Charles Haynes, Religious Freedom Education Project director
First Amendment Center, 5-23-10
I believe the entire Bill of Rights came into being because of the knowledge our forefathers had of the bible and their belief in it. I like to believe we are living today in the spirit of the Christian religion. I like also to believe that as long as we do so, no great harm can come to our country. All this I pray in the name of my lord and savior, Jesus Christ.
Texas Board of Education member Cynthia Dunbar’s prayer to open an official meeting
Texas Freedom Network, 5-21-10
Let’s side aside the political and historical content of Dunbar’s prayer, which is of course highly debatable in its own right. What I find more outrageous is her decision to smuggle that content into the form of a prayer that others in attendance were required to listen to silently, heads bowed, as if in agreement, with no dissent allowed. She was not using the prayer to talk to God, which ought to be its purpose; she was using it to tell others what God would say to them if He was there.
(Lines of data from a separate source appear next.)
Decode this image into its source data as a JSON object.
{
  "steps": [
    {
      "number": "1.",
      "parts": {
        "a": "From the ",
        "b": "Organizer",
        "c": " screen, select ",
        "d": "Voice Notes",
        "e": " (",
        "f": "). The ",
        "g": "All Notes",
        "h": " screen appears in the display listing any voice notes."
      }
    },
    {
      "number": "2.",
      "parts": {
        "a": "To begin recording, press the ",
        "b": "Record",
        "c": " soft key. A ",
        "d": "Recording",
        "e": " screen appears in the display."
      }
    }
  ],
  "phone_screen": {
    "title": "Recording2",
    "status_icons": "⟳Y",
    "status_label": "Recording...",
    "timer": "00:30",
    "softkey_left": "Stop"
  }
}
Personally, I find it highly offensive to watch people place their own political viewpoints into the mouth of God, in effect turning God into their personal sock puppet.
Columnist Jay Bookman, on Cynthia Dunbar’s prayer
Atlanta Journal-Constitution, 5-23-10